Published on April 5th, 2012 | by Dimitria Parisis6
So why do ‘pretty white girls’ really want to go to Ivy League schools?
The valedictorian at my sister’s high school graduation last year made it a point to dedicate her speech to giving us fellow citizens some sound advice for success. She clearly stated that we should not strive to be well-rounded renaissance men and women, but we should instead focus on one thing that makes us great. She said the world is full of people who are OK at a lot of things, but lacks those who are exceptional at specific things, because all of their time is dedicated to becoming well rounded. This girl got into Yale.
Looking back on this now, after having read jezebel‘s “White Girl College Problems,” an article that tackles the issue of the “unhooked white girl” getting into college – in reaction to the Daily Beast’s reportby Steve Cohen – I myself have come to the conclusion that this idea is not that far off. That focusing on one “it” factor can help you reach success; that is if your measure of success means getting into an Ivy League.
I myself, not having graduated from an Ivy League school, and also having known tons of “failures” and psychos who came from them, as well as ridiculously successful (I’m talking mega millions successful) people who started their careers in this country not knowing a lick of English, do not necessarily warrant success as getting into a good school. I think that analyzing one’s education will give you just a fraction of insight into a person’s potential.
What is that saying? “The SAT only tests how well you can take the SAT.” I remember hearing this during prep courses. And it’s true. The SAT, as well as getting into Ivy Leagues, or becoming a perfect “white girl”, is all about jumping through hoops. Our system is set up this way.

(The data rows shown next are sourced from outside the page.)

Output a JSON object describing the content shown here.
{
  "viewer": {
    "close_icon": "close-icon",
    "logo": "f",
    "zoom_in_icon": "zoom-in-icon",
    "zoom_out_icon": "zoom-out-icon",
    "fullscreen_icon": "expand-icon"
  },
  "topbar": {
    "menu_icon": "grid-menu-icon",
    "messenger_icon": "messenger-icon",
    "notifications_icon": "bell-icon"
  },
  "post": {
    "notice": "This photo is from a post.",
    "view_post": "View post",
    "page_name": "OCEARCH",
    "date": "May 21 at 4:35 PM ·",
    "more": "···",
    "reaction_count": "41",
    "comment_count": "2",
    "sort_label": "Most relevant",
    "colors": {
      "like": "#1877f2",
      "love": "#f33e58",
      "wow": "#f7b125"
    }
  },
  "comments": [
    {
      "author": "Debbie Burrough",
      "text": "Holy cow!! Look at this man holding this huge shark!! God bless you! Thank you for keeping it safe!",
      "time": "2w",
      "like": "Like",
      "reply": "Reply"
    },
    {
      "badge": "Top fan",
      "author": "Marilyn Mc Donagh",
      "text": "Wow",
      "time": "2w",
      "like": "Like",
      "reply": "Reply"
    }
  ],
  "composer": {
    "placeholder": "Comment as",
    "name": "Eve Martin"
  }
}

Finish elementary school with good grades, hoop. Get into honors courses in middle school, hoop. Graduate high school with a phenomenal GPA, as well with hours spent in the glee club, on the dance team, working on non-profits, and looking stunning all at the same time. Hoop, hoop, hoop, hoop.
Then, the greatest hoop of all, get into an Ivy League! Oh how proud mom and dad are. Oh how jealous they make all the other parents at family functions.
Ok great, but then what? Graduation eventually comes and real life finally starts. I hate to say it but all that time you focused on hoop jumping leaves you coming up short.
If you’re super hot white girl who can live off daddy until you bag a rich man and a reality show, then congrats you may have made it, but if you’re a white girl who actually wants to work then you may have a problem.
You start searching. What job is going to pay for your one specific college catered talent? Where do excellent test takers apply? You find yourself screaming, where is my next hoop damn it?!
All of a sudden being well rounded becomes a very important credential, and the carefully planned hoops dissolve, leaving poor white girls confused and without a known path to follow, a sudden obstacle faced for the first time. Ugh, major white girl problem.
The issue of perfect white girls priming themselves for the prestigious Ivy League roll is even prefaced by Pete Silberman, dean of the upper school at LA’s Harvard-Westlake, who offers this:
“We are seeing colleges really looking at whether kids are applying because it is a good fit or whether that college is the next-most-prestigious place they can get in. Colleges want kids who really want them; where it is a good fit.”
Now to beg the question, what exactly is it internally motivating all of these white girls to attain the badges, along with the bells and whistles, that will get them into these schools? Are they looking to leave a legacy? Are they in search of job security, something that today is even scarce for an Ivy League student? Will their parents be severely disappointed if they do not follow in their footsteps? Are these white girls searching for social pedigree, to be auctioned off correctly with other suitable mates? Do these girls actually, deep down inside, away from class status, judging eyes, and fear of monetary failure, want to go to these schools? Or do they see it as just another hoop that they need to clear?